21 Jun 2022
Afrocanthium kilifiense, Pavetta tarennoides, Synsepalum subverticillatum, and Cola octoloboides are threatened plants found in Kenya within restricted ranges in the southern coastal forests and thickets. Compounded by the effects of climate change, these plants are primarily threatened by habitat loss and deforestation due to charcoal production, as well as firewood harvesting for fuel consumption. These plants have also not been studied extensively leading to a lack of knowledge about their population status and regeneration at present, hence predicting future suitable habitats are challenging.
This study aims at determining the population status, regeneration, and distribution (both current and future) of the aforementioned plants. Specifically, the investigation seeks to determine their abundance, structure, and regeneration, in addition to predicting their current and future habitat suitability under the influence of various climate change and social economic scenarios. It also seeks to assess the implication of mitigation/adaptation in the conservation and management of these plants and associated habitats based on the spatial outcomes of the climate and human-induced impacts
The findings from this study will contribute to the understanding and quantifying spatial dynamics and patterns of where climate change, human-induced pressure will overlap with sensitive and vital species of the Shimba Hills Ecosystem. Data on the population status and regeneration of the selected plants will provide blueprint information for monitoring and evaluation necessary for decision making, conservation planning, and management.
The mapping of the human impacts on the selected threatened plants and evaluating the vulnerability and adaptation potential/mitigation of the Shimba Hill Ecosystem will help improve the ability to prioritize actions for management of biodiversity in the area.
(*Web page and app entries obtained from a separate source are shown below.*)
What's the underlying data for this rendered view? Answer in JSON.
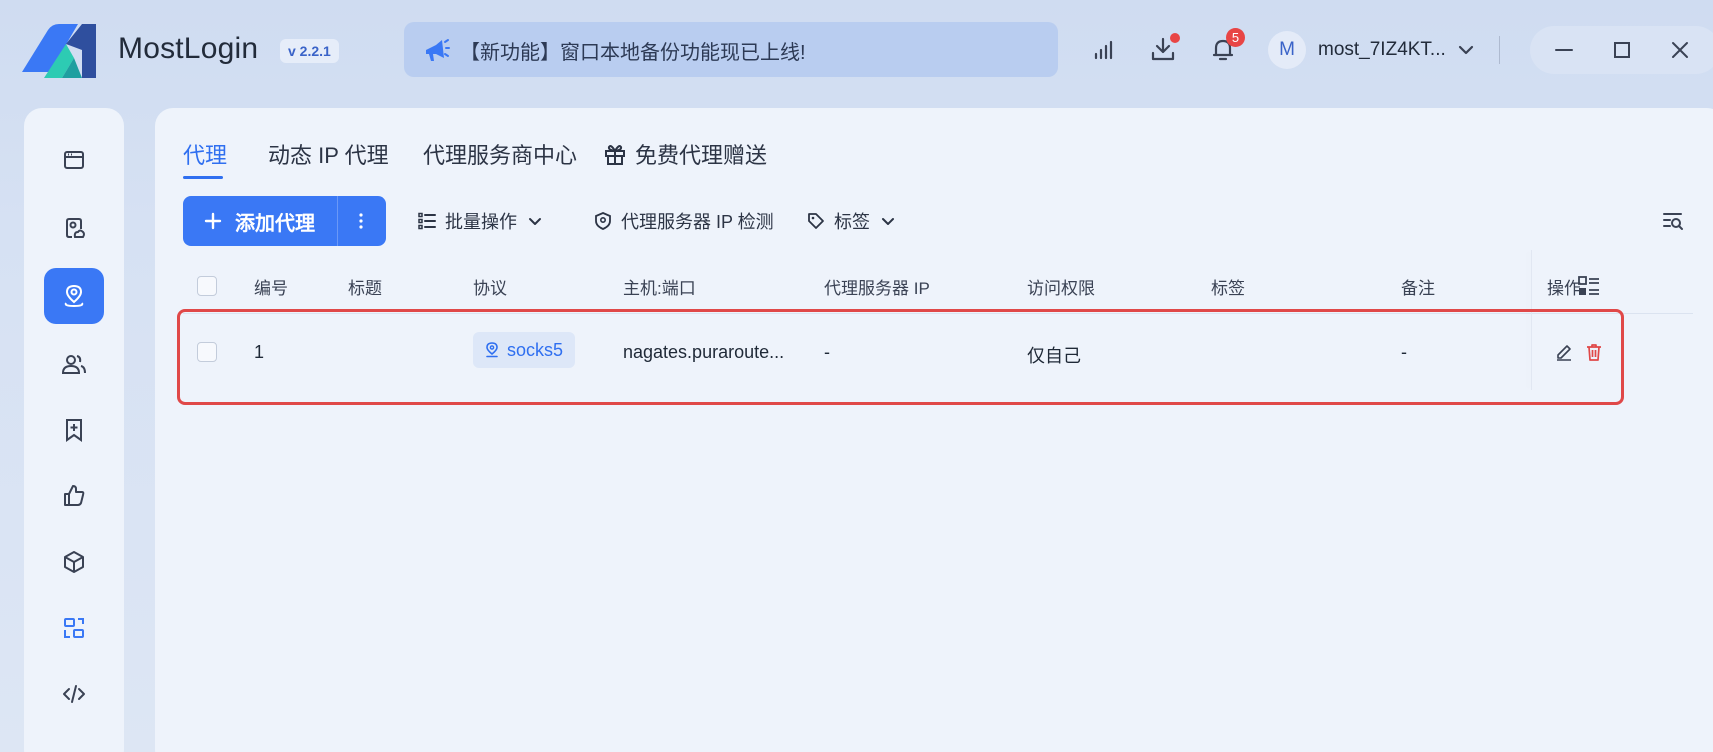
{
  "app": {
    "name": "MostLogin",
    "version": "v 2.2.1",
    "announcement": "【新功能】窗口本地备份功能现已上线!",
    "notifications_count": "5",
    "user": {
      "avatar_letter": "M",
      "name": "most_7IZ4KT..."
    },
    "accent_color": "#3a78f5",
    "alert_color": "#e84545"
  },
  "titlebar_icons": [
    "signal-icon",
    "download-icon",
    "bell-icon",
    "chevron-down-icon",
    "minimize-icon",
    "maximize-icon",
    "close-icon"
  ],
  "sidebar": {
    "items": [
      {
        "icon": "browser-window-icon",
        "active": false
      },
      {
        "icon": "profile-cloud-icon",
        "active": false
      },
      {
        "icon": "location-pin-icon",
        "active": true
      },
      {
        "icon": "users-icon",
        "active": false
      },
      {
        "icon": "bookmark-add-icon",
        "active": false
      },
      {
        "icon": "thumbs-up-icon",
        "active": false
      },
      {
        "icon": "cube-icon",
        "active": false
      },
      {
        "icon": "layout-switch-icon",
        "active": false
      },
      {
        "icon": "code-icon",
        "active": false
      }
    ]
  },
  "tabs": [
    {
      "label": "代理",
      "active": true
    },
    {
      "label": "动态 IP 代理",
      "active": false
    },
    {
      "label": "代理服务商中心",
      "active": false
    },
    {
      "label": "免费代理赠送",
      "active": false
    }
  ],
  "toolbar": {
    "add_label": "添加代理",
    "batch_label": "批量操作",
    "ip_check_label": "代理服务器 IP 检测",
    "tags_label": "标签"
  },
  "table": {
    "columns": [
      "编号",
      "标题",
      "协议",
      "主机:端口",
      "代理服务器 IP",
      "访问权限",
      "标签",
      "备注",
      "操作"
    ],
    "rows": [
      {
        "id": "1",
        "title": "",
        "protocol": "socks5",
        "host_port": "nagates.puraroute...",
        "server_ip": "-",
        "access": "仅自己",
        "tags": "",
        "note": "-"
      }
    ]
  }
}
It will also help identify specific areas across the species distributions that are free from those threats in which the species are sensitive (threat refugia). Both forms of information are also fundamental for conservation planning and management and can be used to inform action towards securing the identified impact refugia.